According to Deputy City Clerk Kathy Heard, five candidates had qualified by the Independent's print deadline: incumbent Steve Nagel, former Councilwoman Cheryl Brothers and challengers Bryan Tice, Patrick Tucker and Duy Tan Nguyen.

The deadline to submit paperwork was 5 p.m. Wednesday.

By Friday, the original deadline for candidates to submit paperwork, Councilman Larry Crandall had not declared his candidacy. As a result, nonincumbent challengers were given an extra five days.

Crandall, reached Friday afternoon, said he opted not to seek reelection because he has served three terms on the council already. In 2004, he supported a voter-approved measure to limit the city's council members to three consecutive terms.

"I said four years ago that, being the father of term limits, I was going to lead by example and not run for reelection in 2012," said Crandall, who noted that he could have run for another term because council members who served in 2004 were grandfathered in. "Today has come and gone, and I have not filed papers."

Brothers, who served two terms before losing a reelection bid in 2010, said her experience on the dais might make up for Crandall's absence, especially when dealing with budgetary issues.

"It's not a time for beginners," she said. "It's a critical time in local government. I think experience is needed."

Tucker, a vice president of operations at Allen Tire Co., and Nguyen, an assistant branch manager for Chase bank, ran before in 2010. Tice, as an 18-year-old La Quinta High School graduate, is a first-time contender.

Tice said he has been closely involved with the city for years with the Chamber of Commerce and Fountain Valley Community Foundation. He said a desire for "new blood" on the council inspired him to run and that he planned a grass-roots campaign.

"At this moment, it's all door to door, talking to people, shaking hands," he said. "That's how I want my campaign to be run.
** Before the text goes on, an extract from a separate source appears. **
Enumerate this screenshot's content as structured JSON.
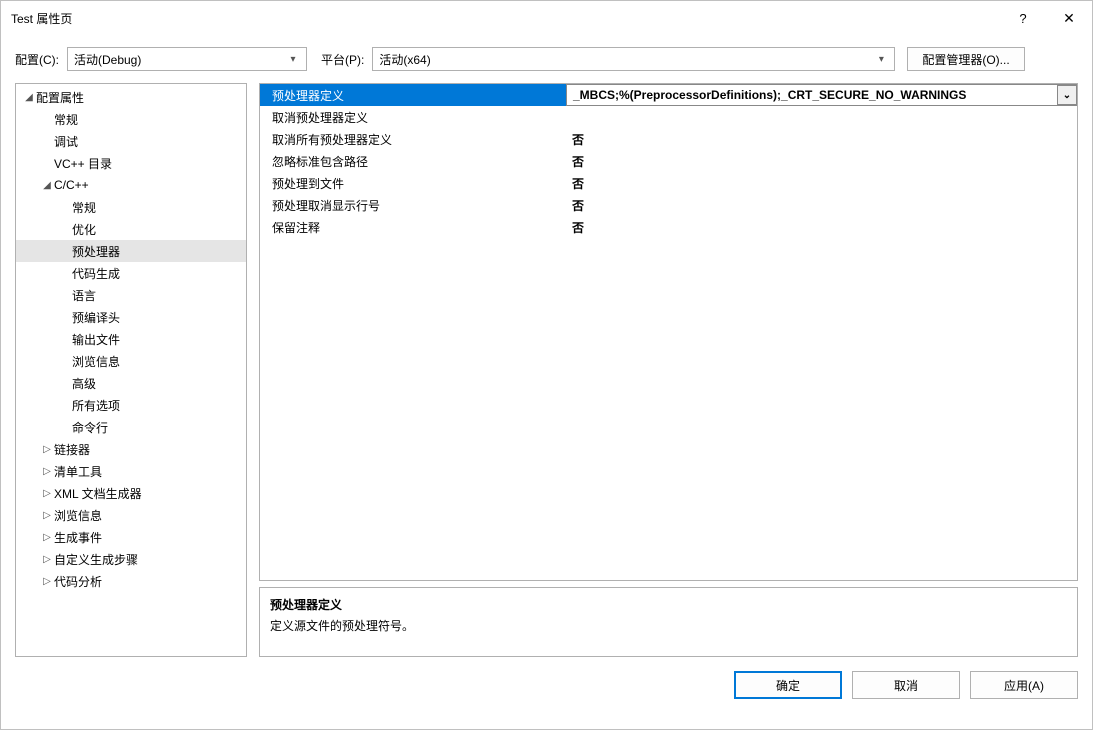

I'm not going to stop walking until the day of the election."

Tucker said he has no plans to be a career politician and views the office as a public service.

"I'm putting my name out for the citizens of Fountain Valley to decide who the best candidate would be," he said. "Based on my business background, I think I have a lot to provide to the city."

Nguyen, a native of Vietnam, voiced a similar sentiment to Tucker's.

"I want to make the city a better city to live in and leave it for future generations," he said.

michael.miller@latimes.com

Twitter: @MichaelMillerHB